Only one day to go before the winner of the 2018 Man Booker Prize is revealed but there are still echoes of the judges' words at the time of the shortlist reveal. Then, the chair of judges, Kwame Anthony Appiah, suggested that too many of the 171 books that had been submitted for the prize were overlong and badly in need of a vigorous pruning. Another of the judges, Val McDermid agreed: “I think,” she said, “young editors coming through are not necessarily getting the kind of training and experience-building apprenticeship that happened when I was starting out.” The criticism clearly rankled with one editor, Sam Jordison of the Galley Beggar Press, who has pointed out, with some justice, that it is the authors who take the credit when a book wins plaudits and prizes and therefore they should take the blame too when criticism is being dished out. “A title belongs to an author, first and last,” says Jordison. “We at the publishing end are there to make suggestions, not to implement changes with an iron rod. If an author is determined to save a few darlings that we want to slaughter, it’s their call. We can’t force a writer to do anything. Nor should we try.”
One of this year's shortlistees, Daisy Johnson, has been regularly touted as the youngest Man Booker shortlistee ever. Her tender years (she's 27) have come as a surprise to many people but not, obviously, to her: “I am young but I have been writing since before I knew what a writer was”, she said in a recent interview. She also stressed the obsessional nature of her trade and how she grapples with self-doubt and catches herself refining sentences in the middle of the night. But then, when things click, she can find herself: “grinning uncontrollably at all times of the day, dancing around my kitchen”.

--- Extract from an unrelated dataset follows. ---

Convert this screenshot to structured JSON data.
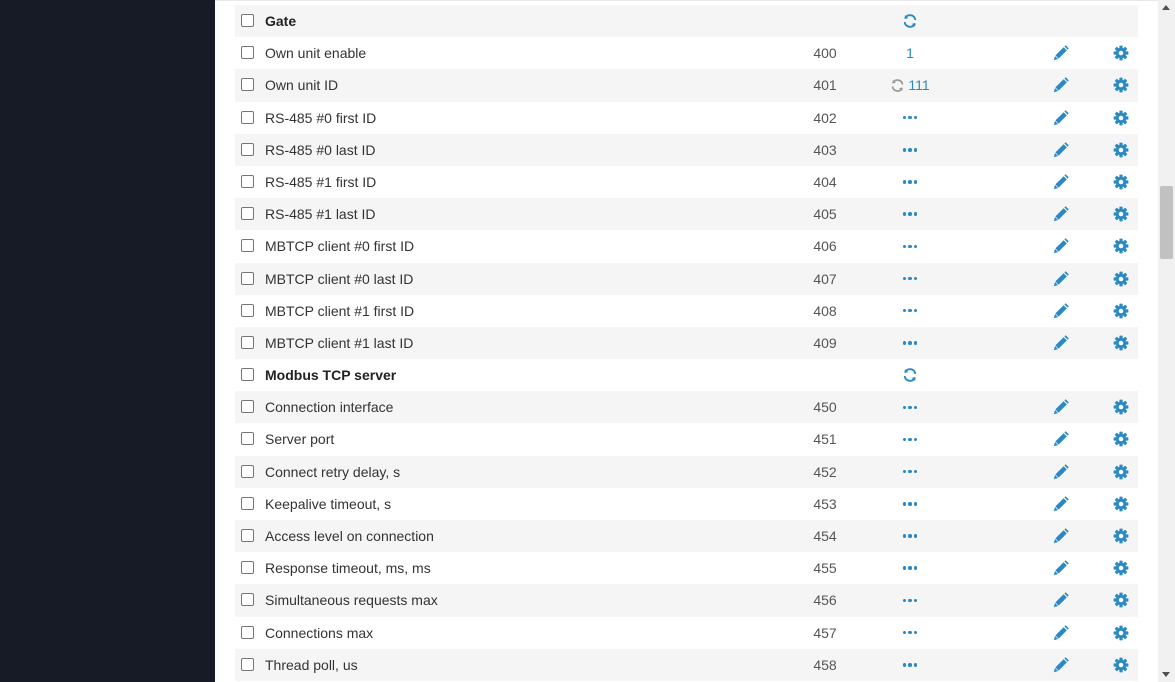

The London Evening Standard recently published “The Progress 1,000”, a list of the city's most influential figures. Needless to say, a good dollop of Man Booker alumni were to be found in the “storytellers” section. Kamila Shamsie, Rachel Cusk, Zadie Smith, Ian McEwan, Guy Gunaratne, Sally Rooney, Edward St Aubyn, and Kazuo Ishiguro are all selected. How though Rooney counts as a Londoner is unclear since she lives in Dublin, but then Karl Ove Knausgaard is on the list too and he lives in Norway.
The longlist for the 2018 Warwick Prize for Women in Translation has just been announced. The £1,000 award was launched last year to “address the gender imbalance” in translated literature and to increase the number of international women’s voices accessible by a British and Irish readership. The Man Booker International Prize is clearly ahead of the game since two of the last three winners were written by women and all three were translated by women: Deborah Smith for Han Kang's The Vegetarian, Jessica Cohen for David Grossman's A Horse Walks into a Bar, and Jennifer Croft for Olga Tokarczuk's Flights. Croft and Smith both appear on the longlist, as does the honorary female Frank Wynne for his translation of the last year's MBI shortlisted Vernon Subutex One by Virginie Despentes.
Time is running out to have a flutter on the prize but if you have a fiver in your pocket just aching to be spent, the odds (courtesy of William Hill) are as follows: Richard Powers is favourite at 11/4, Daisy Johnson comes next at 10/3, then Robin Robertson (7/2), Esi Edugyan (9/2), Anna Burns (11/2) and Rachel Kushner (7/1).